What to produce: Copy out each line below verbatim, skipping any picture.
══ Data to examine
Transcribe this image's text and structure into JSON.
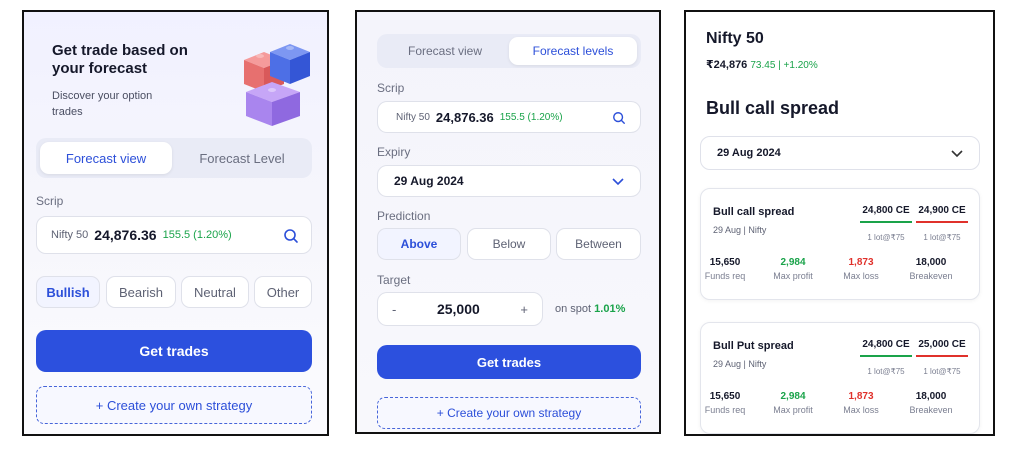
{
  "colors": {
    "primary": "#2c50de",
    "green": "#1aa34a",
    "red": "#e0312b"
  },
  "panel1": {
    "hero_title": "Get trade based on your forecast",
    "hero_subtitle": "Discover your option trades",
    "tabs": [
      {
        "label": "Forecast view",
        "active": true
      },
      {
        "label": "Forecast Level",
        "active": false
      }
    ],
    "scrip_label": "Scrip",
    "scrip": {
      "name": "Nifty 50",
      "price": "24,876.36",
      "change": "155.5 (1.20%)"
    },
    "sentiments": [
      {
        "label": "Bullish",
        "active": true
      },
      {
        "label": "Bearish",
        "active": false
      },
      {
        "label": "Neutral",
        "active": false
      },
      {
        "label": "Other",
        "active": false
      }
    ],
    "get_trades": "Get trades",
    "create_strategy": "+ Create your own strategy"
  },
  "panel2": {
    "tabs": [
      {
        "label": "Forecast view",
        "active": false
      },
      {
        "label": "Forecast levels",
        "active": true
      }
    ],
    "scrip_label": "Scrip",
    "scrip": {
      "name": "Nifty 50",
      "price": "24,876.36",
      "change": "155.5 (1.20%)"
    },
    "expiry_label": "Expiry",
    "expiry_value": "29 Aug 2024",
    "prediction_label": "Prediction",
    "predictions": [
      {
        "label": "Above",
        "active": true
      },
      {
        "label": "Below",
        "active": false
      },
      {
        "label": "Between",
        "active": false
      }
    ],
    "target_label": "Target",
    "target": {
      "minus": "-",
      "value": "25,000",
      "plus": "+"
    },
    "on_spot_label": "on spot",
    "on_spot_value": "1.01%",
    "get_trades": "Get trades",
    "create_strategy": "+ Create your own strategy"
  },
  "panel3": {
    "title": "Nifty 50",
    "price": "₹24,876",
    "change": "73.45 | +1.20%",
    "strategy_title": "Bull call spread",
    "expiry_value": "29 Aug 2024",
    "cards": [
      {
        "title": "Bull call spread",
        "subtitle": "29 Aug | Nifty",
        "legs": [
          {
            "strike": "24,800 CE",
            "lot": "1 lot@₹75",
            "side": "buy"
          },
          {
            "strike": "24,900 CE",
            "lot": "1 lot@₹75",
            "side": "sell"
          }
        ],
        "stats": [
          {
            "value": "15,650",
            "label": "Funds req",
            "tone": "neutral"
          },
          {
            "value": "2,984",
            "label": "Max profit",
            "tone": "green"
          },
          {
            "value": "1,873",
            "label": "Max loss",
            "tone": "red"
          },
          {
            "value": "18,000",
            "label": "Breakeven",
            "tone": "neutral"
          }
        ]
      },
      {
        "title": "Bull Put spread",
        "subtitle": "29 Aug | Nifty",
        "legs": [
          {
            "strike": "24,800 CE",
            "lot": "1 lot@₹75",
            "side": "buy"
          },
          {
            "strike": "25,000 CE",
            "lot": "1 lot@₹75",
            "side": "sell"
          }
        ],
        "stats": [
          {
            "value": "15,650",
            "label": "Funds req",
            "tone": "neutral"
          },
          {
            "value": "2,984",
            "label": "Max profit",
            "tone": "green"
          },
          {
            "value": "1,873",
            "label": "Max loss",
            "tone": "red"
          },
          {
            "value": "18,000",
            "label": "Breakeven",
            "tone": "neutral"
          }
        ]
      }
    ]
  }
}
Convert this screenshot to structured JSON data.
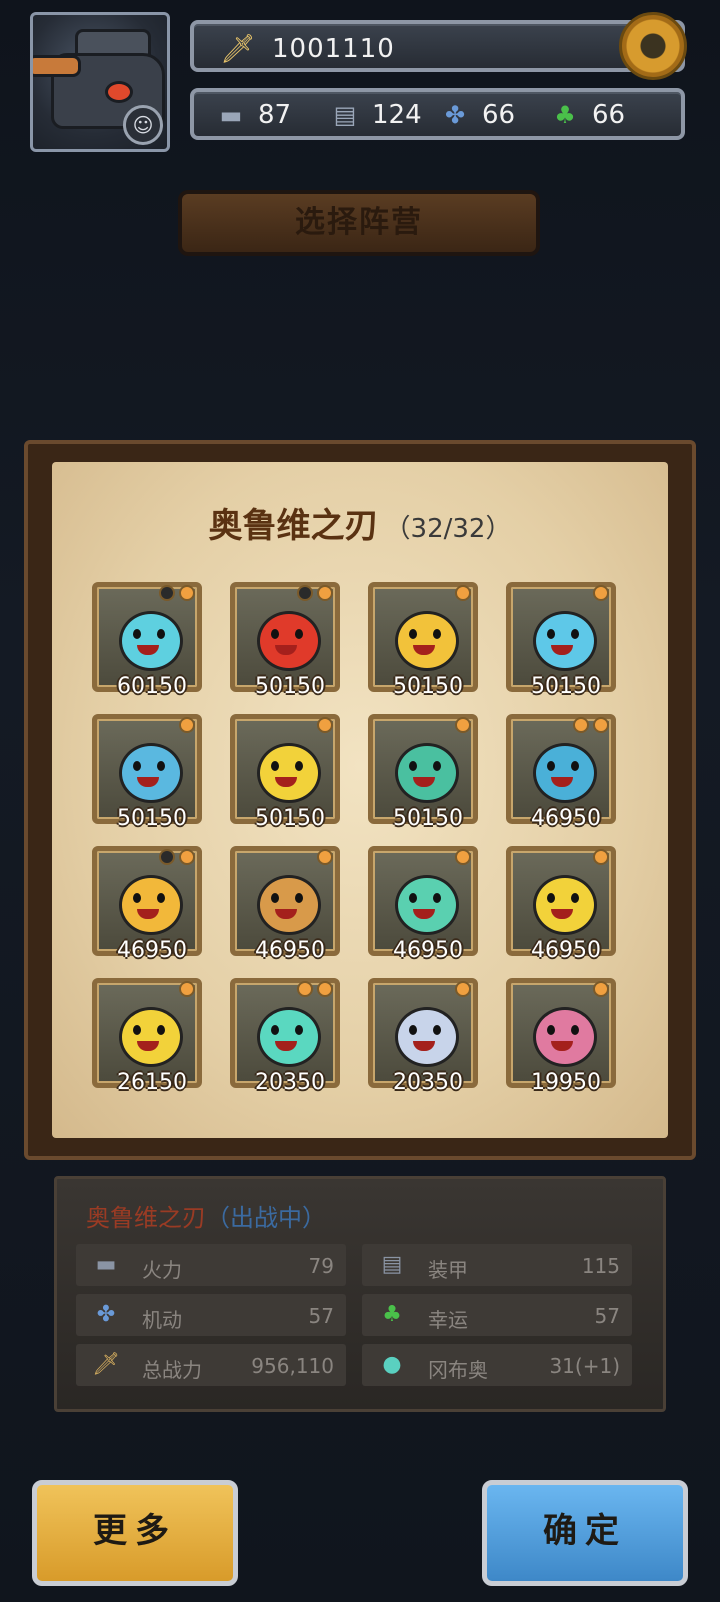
{
  "header": {
    "power_value": "1001110",
    "stats": [
      {
        "icon": "tank-gun-icon",
        "value": "87"
      },
      {
        "icon": "armor-icon",
        "value": "124"
      },
      {
        "icon": "propeller-icon",
        "value": "66"
      },
      {
        "icon": "clover-icon",
        "value": "66"
      }
    ]
  },
  "faction_button": "选择阵营",
  "panel": {
    "title": "奥鲁维之刃",
    "count": "（32/32）"
  },
  "heroes": [
    {
      "value": "60150",
      "color": "#5ed0e0",
      "dots": [
        "off",
        "on"
      ]
    },
    {
      "value": "50150",
      "color": "#e03a2a",
      "dots": [
        "off",
        "on"
      ]
    },
    {
      "value": "50150",
      "color": "#f2c23a",
      "dots": [
        "on"
      ]
    },
    {
      "value": "50150",
      "color": "#5ec8e8",
      "dots": [
        "on"
      ]
    },
    {
      "value": "50150",
      "color": "#5ab8e0",
      "dots": [
        "on"
      ]
    },
    {
      "value": "50150",
      "color": "#f2d23a",
      "dots": [
        "on"
      ]
    },
    {
      "value": "50150",
      "color": "#4ac0a0",
      "dots": [
        "on"
      ]
    },
    {
      "value": "46950",
      "color": "#4ab0d8",
      "dots": [
        "on",
        "on"
      ]
    },
    {
      "value": "46950",
      "color": "#f2b83a",
      "dots": [
        "off",
        "on"
      ]
    },
    {
      "value": "46950",
      "color": "#d89a4a",
      "dots": [
        "on"
      ]
    },
    {
      "value": "46950",
      "color": "#5ad0b0",
      "dots": [
        "on"
      ]
    },
    {
      "value": "46950",
      "color": "#f2d23a",
      "dots": [
        "on"
      ]
    },
    {
      "value": "26150",
      "color": "#f2d23a",
      "dots": [
        "on"
      ]
    },
    {
      "value": "20350",
      "color": "#5ad8c0",
      "dots": [
        "on",
        "on"
      ]
    },
    {
      "value": "20350",
      "color": "#c8d4ea",
      "dots": [
        "on"
      ]
    },
    {
      "value": "19950",
      "color": "#e07aa0",
      "dots": [
        "on"
      ]
    }
  ],
  "info": {
    "name": "奥鲁维之刃",
    "status": "（出战中）",
    "rows": [
      {
        "icon": "tank-gun-icon",
        "label": "火力",
        "value": "79"
      },
      {
        "icon": "armor-icon",
        "label": "装甲",
        "value": "115"
      },
      {
        "icon": "propeller-icon",
        "label": "机动",
        "value": "57"
      },
      {
        "icon": "clover-icon",
        "label": "幸运",
        "value": "57"
      },
      {
        "icon": "sword-icon",
        "label": "总战力",
        "value": "956,110"
      },
      {
        "icon": "blob-icon",
        "label": "冈布奥",
        "value": "31(+1)"
      }
    ]
  },
  "buttons": {
    "more": "更多",
    "confirm": "确定"
  }
}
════
Exercise output:
Transcribe this image's text and structure into JSON.
{
  "colors": {
    "primary": "#2c50de",
    "green": "#1aa34a",
    "red": "#e0312b"
  },
  "panel1": {
    "hero_title": "Get trade based on your forecast",
    "hero_subtitle": "Discover your option trades",
    "tabs": [
      {
        "label": "Forecast view",
        "active": true
      },
      {
        "label": "Forecast Level",
        "active": false
      }
    ],
    "scrip_label": "Scrip",
    "scrip": {
      "name": "Nifty 50",
      "price": "24,876.36",
      "change": "155.5 (1.20%)"
    },
    "sentiments": [
      {
        "label": "Bullish",
        "active": true
      },
      {
        "label": "Bearish",
        "active": false
      },
      {
        "label": "Neutral",
        "active": false
      },
      {
        "label": "Other",
        "active": false
      }
    ],
    "get_trades": "Get trades",
    "create_strategy": "+ Create your own strategy"
  },
  "panel2": {
    "tabs": [
      {
        "label": "Forecast view",
        "active": false
      },
      {
        "label": "Forecast levels",
        "active": true
      }
    ],
    "scrip_label": "Scrip",
    "scrip": {
      "name": "Nifty 50",
      "price": "24,876.36",
      "change": "155.5 (1.20%)"
    },
    "expiry_label": "Expiry",
    "expiry_value": "29 Aug 2024",
    "prediction_label": "Prediction",
    "predictions": [
      {
        "label": "Above",
        "active": true
      },
      {
        "label": "Below",
        "active": false
      },
      {
        "label": "Between",
        "active": false
      }
    ],
    "target_label": "Target",
    "target": {
      "minus": "-",
      "value": "25,000",
      "plus": "+"
    },
    "on_spot_label": "on spot",
    "on_spot_value": "1.01%",
    "get_trades": "Get trades",
    "create_strategy": "+ Create your own strategy"
  },
  "panel3": {
    "title": "Nifty 50",
    "price": "₹24,876",
    "change": "73.45 | +1.20%",
    "strategy_title": "Bull call spread",
    "expiry_value": "29 Aug 2024",
    "cards": [
      {
        "title": "Bull call spread",
        "subtitle": "29 Aug | Nifty",
        "legs": [
          {
            "strike": "24,800 CE",
            "lot": "1 lot@₹75",
            "side": "buy"
          },
          {
            "strike": "24,900 CE",
            "lot": "1 lot@₹75",
            "side": "sell"
          }
        ],
        "stats": [
          {
            "value": "15,650",
            "label": "Funds req",
            "tone": "neutral"
          },
          {
            "value": "2,984",
            "label": "Max profit",
            "tone": "green"
          },
          {
            "value": "1,873",
            "label": "Max loss",
            "tone": "red"
          },
          {
            "value": "18,000",
            "label": "Breakeven",
            "tone": "neutral"
          }
        ]
      },
      {
        "title": "Bull Put spread",
        "subtitle": "29 Aug | Nifty",
        "legs": [
          {
            "strike": "24,800 CE",
            "lot": "1 lot@₹75",
            "side": "buy"
          },
          {
            "strike": "25,000 CE",
            "lot": "1 lot@₹75",
            "side": "sell"
          }
        ],
        "stats": [
          {
            "value": "15,650",
            "label": "Funds req",
            "tone": "neutral"
          },
          {
            "value": "2,984",
            "label": "Max profit",
            "tone": "green"
          },
          {
            "value": "1,873",
            "label": "Max loss",
            "tone": "red"
          },
          {
            "value": "18,000",
            "label": "Breakeven",
            "tone": "neutral"
          }
        ]
      }
    ]
  }
}
Convert this screenshot to structured JSON data.
{
  "header": {
    "power_value": "1001110",
    "stats": [
      {
        "icon": "tank-gun-icon",
        "value": "87"
      },
      {
        "icon": "armor-icon",
        "value": "124"
      },
      {
        "icon": "propeller-icon",
        "value": "66"
      },
      {
        "icon": "clover-icon",
        "value": "66"
      }
    ]
  },
  "faction_button": "选择阵营",
  "panel": {
    "title": "奥鲁维之刃",
    "count": "（32/32）"
  },
  "heroes": [
    {
      "value": "60150",
      "color": "#5ed0e0",
      "dots": [
        "off",
        "on"
      ]
    },
    {
      "value": "50150",
      "color": "#e03a2a",
      "dots": [
        "off",
        "on"
      ]
    },
    {
      "value": "50150",
      "color": "#f2c23a",
      "dots": [
        "on"
      ]
    },
    {
      "value": "50150",
      "color": "#5ec8e8",
      "dots": [
        "on"
      ]
    },
    {
      "value": "50150",
      "color": "#5ab8e0",
      "dots": [
        "on"
      ]
    },
    {
      "value": "50150",
      "color": "#f2d23a",
      "dots": [
        "on"
      ]
    },
    {
      "value": "50150",
      "color": "#4ac0a0",
      "dots": [
        "on"
      ]
    },
    {
      "value": "46950",
      "color": "#4ab0d8",
      "dots": [
        "on",
        "on"
      ]
    },
    {
      "value": "46950",
      "color": "#f2b83a",
      "dots": [
        "off",
        "on"
      ]
    },
    {
      "value": "46950",
      "color": "#d89a4a",
      "dots": [
        "on"
      ]
    },
    {
      "value": "46950",
      "color": "#5ad0b0",
      "dots": [
        "on"
      ]
    },
    {
      "value": "46950",
      "color": "#f2d23a",
      "dots": [
        "on"
      ]
    },
    {
      "value": "26150",
      "color": "#f2d23a",
      "dots": [
        "on"
      ]
    },
    {
      "value": "20350",
      "color": "#5ad8c0",
      "dots": [
        "on",
        "on"
      ]
    },
    {
      "value": "20350",
      "color": "#c8d4ea",
      "dots": [
        "on"
      ]
    },
    {
      "value": "19950",
      "color": "#e07aa0",
      "dots": [
        "on"
      ]
    }
  ],
  "info": {
    "name": "奥鲁维之刃",
    "status": "（出战中）",
    "rows": [
      {
        "icon": "tank-gun-icon",
        "label": "火力",
        "value": "79"
      },
      {
        "icon": "armor-icon",
        "label": "装甲",
        "value": "115"
      },
      {
        "icon": "propeller-icon",
        "label": "机动",
        "value": "57"
      },
      {
        "icon": "clover-icon",
        "label": "幸运",
        "value": "57"
      },
      {
        "icon": "sword-icon",
        "label": "总战力",
        "value": "956,110"
      },
      {
        "icon": "blob-icon",
        "label": "冈布奥",
        "value": "31(+1)"
      }
    ]
  },
  "buttons": {
    "more": "更多",
    "confirm": "确定"
  }
}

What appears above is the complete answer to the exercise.